Frequent water testing can help you analyze its status and make crucial adjustments that could save your fish’s life in the long run.
What Do Cardinal Tetras Eat?
Like any other Tetra species, Cardinal Tetras are natural omnivores and eat small crustaceans and worms in their natural habitat. However, they are not picky in captivity and will happily eat anything you can provide as long as it meets their dietary needs.
In general, these fish have a penchant for eating high-quality pellets and dried flakes as the primary diet in captivity. But to provide the basic nutrients, you can supplement such a diet with live and frozen foods like bloodworms, brine shrimp, and daphnia.
Rather than risking overfeeding in your Red Neon Tetra species by providing large amounts of food at once, you’d better stick to a definite meal plan accounting for multiple small meals throughout the day.
While doing so, be sure to provide small-sized foods that can easily fit the fish’s small mouths. Ideally, the Cardinal Tetras should spend a maximum of 2 or 3 minutes to complete one meal. If it’s more than that, perhaps it’s time to reconsider the feeding routine.
Behavior & Temperament
Cardinal Tetras are the ultimate peace-loving species, known for their healthy coexistence with similar species in the same aquarium. They will never show any signs of aggression if you keep them together with the right tank mates in captivity.
However, they are even more fun to watch in small groups of up to 6 species in captivity. If isolated, Cardinal Tetras will automatically become lonely and anxious and may even die from chronic stress.

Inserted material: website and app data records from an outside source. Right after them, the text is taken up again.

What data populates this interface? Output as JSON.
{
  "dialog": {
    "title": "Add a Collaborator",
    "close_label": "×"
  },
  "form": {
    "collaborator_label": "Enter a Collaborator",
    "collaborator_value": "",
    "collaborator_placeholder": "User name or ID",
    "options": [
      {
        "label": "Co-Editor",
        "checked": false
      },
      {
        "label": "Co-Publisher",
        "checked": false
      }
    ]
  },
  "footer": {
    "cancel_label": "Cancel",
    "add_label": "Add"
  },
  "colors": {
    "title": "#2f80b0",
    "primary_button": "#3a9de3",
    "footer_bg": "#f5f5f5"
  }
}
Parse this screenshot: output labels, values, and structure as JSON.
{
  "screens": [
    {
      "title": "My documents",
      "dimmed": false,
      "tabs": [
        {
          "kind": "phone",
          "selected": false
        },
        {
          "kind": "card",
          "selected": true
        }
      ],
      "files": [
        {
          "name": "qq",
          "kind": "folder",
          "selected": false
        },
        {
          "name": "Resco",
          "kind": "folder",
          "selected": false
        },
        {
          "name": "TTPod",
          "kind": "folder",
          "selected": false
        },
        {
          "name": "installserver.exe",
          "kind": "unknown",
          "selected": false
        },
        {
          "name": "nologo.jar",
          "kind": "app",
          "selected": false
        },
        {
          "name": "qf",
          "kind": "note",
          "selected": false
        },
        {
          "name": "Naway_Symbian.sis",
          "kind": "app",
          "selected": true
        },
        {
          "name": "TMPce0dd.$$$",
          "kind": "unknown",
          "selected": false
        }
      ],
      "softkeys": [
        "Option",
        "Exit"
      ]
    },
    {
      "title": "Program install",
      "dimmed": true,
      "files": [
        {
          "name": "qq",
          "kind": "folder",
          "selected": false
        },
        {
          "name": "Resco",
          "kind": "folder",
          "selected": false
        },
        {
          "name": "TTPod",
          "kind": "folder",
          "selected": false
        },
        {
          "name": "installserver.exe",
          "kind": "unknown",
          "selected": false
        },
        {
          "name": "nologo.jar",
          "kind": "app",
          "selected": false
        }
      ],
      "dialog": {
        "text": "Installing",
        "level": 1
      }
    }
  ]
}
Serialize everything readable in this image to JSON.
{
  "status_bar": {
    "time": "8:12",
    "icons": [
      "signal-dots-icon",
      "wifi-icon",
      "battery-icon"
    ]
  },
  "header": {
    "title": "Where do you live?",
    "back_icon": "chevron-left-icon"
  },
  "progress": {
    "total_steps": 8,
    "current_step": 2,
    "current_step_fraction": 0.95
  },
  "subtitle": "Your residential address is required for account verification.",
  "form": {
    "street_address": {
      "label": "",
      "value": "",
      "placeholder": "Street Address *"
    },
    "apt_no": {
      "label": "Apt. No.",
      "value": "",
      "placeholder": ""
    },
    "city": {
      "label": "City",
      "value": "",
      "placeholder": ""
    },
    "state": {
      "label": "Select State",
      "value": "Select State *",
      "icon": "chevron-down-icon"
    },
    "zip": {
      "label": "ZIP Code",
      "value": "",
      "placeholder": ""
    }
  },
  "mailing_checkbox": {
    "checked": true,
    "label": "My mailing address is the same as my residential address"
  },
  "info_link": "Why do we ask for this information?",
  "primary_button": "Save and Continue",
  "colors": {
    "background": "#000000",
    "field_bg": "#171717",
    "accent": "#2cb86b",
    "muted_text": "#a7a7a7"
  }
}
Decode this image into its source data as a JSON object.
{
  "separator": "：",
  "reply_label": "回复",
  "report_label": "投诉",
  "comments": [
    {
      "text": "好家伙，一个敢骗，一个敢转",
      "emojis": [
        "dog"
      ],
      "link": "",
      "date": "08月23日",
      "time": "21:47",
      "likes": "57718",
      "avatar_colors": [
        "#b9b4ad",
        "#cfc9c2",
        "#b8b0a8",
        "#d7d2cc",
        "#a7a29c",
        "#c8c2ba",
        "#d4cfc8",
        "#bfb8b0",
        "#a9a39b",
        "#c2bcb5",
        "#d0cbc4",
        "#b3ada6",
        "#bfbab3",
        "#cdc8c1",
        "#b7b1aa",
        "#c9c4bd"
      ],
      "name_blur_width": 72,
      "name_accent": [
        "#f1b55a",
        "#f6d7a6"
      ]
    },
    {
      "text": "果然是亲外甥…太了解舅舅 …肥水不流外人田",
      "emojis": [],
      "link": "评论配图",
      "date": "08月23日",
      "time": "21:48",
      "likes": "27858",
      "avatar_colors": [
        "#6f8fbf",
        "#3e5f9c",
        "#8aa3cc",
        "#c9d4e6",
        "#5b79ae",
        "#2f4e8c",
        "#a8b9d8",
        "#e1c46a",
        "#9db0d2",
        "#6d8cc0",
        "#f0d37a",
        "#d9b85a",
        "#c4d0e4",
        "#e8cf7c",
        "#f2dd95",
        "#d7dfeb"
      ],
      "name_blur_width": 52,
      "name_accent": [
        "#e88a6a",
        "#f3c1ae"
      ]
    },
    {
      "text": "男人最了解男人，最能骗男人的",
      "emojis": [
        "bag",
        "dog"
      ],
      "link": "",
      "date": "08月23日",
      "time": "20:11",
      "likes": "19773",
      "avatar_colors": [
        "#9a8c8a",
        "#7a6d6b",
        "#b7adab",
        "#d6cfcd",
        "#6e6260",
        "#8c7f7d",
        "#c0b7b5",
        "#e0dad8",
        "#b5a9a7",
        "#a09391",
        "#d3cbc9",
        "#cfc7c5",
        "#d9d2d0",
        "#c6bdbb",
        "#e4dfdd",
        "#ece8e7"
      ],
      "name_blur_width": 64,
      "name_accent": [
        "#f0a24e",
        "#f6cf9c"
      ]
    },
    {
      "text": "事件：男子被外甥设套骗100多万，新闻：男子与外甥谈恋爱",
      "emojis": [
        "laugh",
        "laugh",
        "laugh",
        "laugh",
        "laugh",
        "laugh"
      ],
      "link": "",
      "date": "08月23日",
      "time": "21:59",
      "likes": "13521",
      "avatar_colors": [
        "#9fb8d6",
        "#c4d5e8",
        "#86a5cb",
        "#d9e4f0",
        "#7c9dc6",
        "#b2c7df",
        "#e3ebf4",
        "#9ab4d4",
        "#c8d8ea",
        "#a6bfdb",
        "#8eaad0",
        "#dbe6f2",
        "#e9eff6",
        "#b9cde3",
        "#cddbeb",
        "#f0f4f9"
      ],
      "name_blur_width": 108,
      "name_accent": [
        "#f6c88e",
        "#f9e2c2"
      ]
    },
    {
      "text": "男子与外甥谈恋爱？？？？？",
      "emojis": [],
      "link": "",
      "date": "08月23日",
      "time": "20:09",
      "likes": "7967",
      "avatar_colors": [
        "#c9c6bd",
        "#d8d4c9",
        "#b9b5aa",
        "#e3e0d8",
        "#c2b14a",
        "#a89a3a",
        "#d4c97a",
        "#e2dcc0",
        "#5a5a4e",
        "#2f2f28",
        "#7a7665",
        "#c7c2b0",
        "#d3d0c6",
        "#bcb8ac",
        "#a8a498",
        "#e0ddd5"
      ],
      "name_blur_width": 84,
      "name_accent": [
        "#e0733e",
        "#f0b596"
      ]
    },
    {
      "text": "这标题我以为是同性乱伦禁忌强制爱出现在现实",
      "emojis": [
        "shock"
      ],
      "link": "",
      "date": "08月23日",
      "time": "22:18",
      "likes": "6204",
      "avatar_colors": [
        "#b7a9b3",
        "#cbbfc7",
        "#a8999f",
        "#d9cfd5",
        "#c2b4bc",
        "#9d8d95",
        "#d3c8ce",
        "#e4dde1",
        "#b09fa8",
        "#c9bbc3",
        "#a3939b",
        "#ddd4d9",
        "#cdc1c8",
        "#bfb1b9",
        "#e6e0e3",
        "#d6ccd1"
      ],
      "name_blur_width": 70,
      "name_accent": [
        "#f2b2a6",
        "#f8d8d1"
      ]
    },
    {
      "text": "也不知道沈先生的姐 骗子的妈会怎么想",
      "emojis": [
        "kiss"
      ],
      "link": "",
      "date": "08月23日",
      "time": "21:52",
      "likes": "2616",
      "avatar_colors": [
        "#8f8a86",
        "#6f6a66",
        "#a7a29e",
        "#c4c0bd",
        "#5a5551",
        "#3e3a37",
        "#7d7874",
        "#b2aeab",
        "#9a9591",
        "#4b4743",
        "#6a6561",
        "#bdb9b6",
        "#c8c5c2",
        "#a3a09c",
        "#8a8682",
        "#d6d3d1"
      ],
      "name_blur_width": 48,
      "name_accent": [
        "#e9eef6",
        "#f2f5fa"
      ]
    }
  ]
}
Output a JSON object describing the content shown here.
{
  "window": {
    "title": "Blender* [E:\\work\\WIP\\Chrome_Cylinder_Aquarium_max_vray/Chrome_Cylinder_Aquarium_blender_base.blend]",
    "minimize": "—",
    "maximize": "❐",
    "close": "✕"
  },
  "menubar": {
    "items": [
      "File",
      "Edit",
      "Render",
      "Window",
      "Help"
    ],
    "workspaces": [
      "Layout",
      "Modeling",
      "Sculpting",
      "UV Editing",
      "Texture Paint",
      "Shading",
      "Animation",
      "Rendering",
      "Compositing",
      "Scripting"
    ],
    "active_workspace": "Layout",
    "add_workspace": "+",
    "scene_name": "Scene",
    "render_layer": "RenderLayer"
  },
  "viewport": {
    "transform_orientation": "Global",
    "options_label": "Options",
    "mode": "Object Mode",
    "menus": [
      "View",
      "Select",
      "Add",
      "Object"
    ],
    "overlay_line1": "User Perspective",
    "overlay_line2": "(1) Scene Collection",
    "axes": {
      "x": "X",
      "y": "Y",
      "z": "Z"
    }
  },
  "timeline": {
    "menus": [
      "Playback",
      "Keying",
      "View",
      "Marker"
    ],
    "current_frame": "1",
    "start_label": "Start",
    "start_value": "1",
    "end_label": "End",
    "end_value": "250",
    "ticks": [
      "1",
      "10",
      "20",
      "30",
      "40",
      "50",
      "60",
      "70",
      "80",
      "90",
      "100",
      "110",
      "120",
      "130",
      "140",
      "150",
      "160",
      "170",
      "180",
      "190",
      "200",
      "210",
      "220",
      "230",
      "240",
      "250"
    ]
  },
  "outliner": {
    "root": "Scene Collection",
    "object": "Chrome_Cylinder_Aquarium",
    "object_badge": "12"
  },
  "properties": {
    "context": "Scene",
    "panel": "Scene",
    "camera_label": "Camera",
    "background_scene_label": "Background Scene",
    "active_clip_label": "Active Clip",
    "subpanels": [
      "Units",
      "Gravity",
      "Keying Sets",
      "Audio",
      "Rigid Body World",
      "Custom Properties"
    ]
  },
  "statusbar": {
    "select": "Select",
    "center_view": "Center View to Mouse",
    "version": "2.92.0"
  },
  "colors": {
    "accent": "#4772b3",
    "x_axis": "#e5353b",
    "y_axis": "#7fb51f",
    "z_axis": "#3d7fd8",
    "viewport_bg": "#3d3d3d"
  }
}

Cardinal Tetra Tank Mates
Cardinal Tetras are peaceful species in a community tank with similar species. Therefore, when introducing newcomers to the same aquarium, you will have plenty of options as long as you avoid large, aggressive fish.
As usual, the more aggressive species such as the Cichlids will want to bully the delicate Cardinal Tetras, negatively impacting their health and comfort in captivity.
Sometimes, it’s unreasonable to introduce larger species to a Cardinal Tetra’s habitat even when they look like a perfect match.
Below are some of the best species that will live peacefully with the Cardinal Tetras in the same aquarium;
- Small Types of Catfish
- Chili Rasbora
- Ember Tetra
- Harlequin Rasbora
- Dwarf Gourami
- Black Skirt Tetra
- Zebra Danios
- Emperor Tetra
- Green Neon Tetra
Cardinal Tetra breeding has been a taxing activity to many aquarists ever since these fish were first introduced to the pet-keeping community. First, you have to induce the best spawning conditions for the fish to even start thinking about breeding. There’s no shortcut to that.
You should design a fitting tank with the right breeding elements and stable water conditions for a start. Also, mature fish prefer low lighting conditions during breeding and plenty of protein-rich foods.
If you successfully pair the adult fish for breeding, the female species will lay as many as 500 eggs on the tank surfaces and other breeding elements.
Parental love is unheard of in the Cardinal Tetra community. So, you must take the adult fish out of the tank after laying the eggs.
If all the conditions are right, the eggs will hatch in as little as 24 hours, with the new fry readily accepting egg sacs within the first few days of their development.
Later, you can introduce them to baby brine shrimp, powdered food, and infusoria as they slowly learn to fend for themselves.
Don’t be surprised to see a more faded coloration in the juvenile fish. It will stay that way for some time, with the beautiful blue coloration in adulthood starting to appear after a few months.
So, are you prepared to introduce beautiful Cardinal Tetras to your aquarium? Caring for these fish is never challenging if you understand all the basics from the start.
We are constantly tempted to recommend these species to advanced-level aquarists looking to brighten their aquariums with naturally beautiful freshwater fish.
But that shouldn’t stop beginner hobbyists from enjoying the beauty of Cardinal Tetras if they have everything it takes to keep a healthy community. Perhaps it’s time to give it a try, then!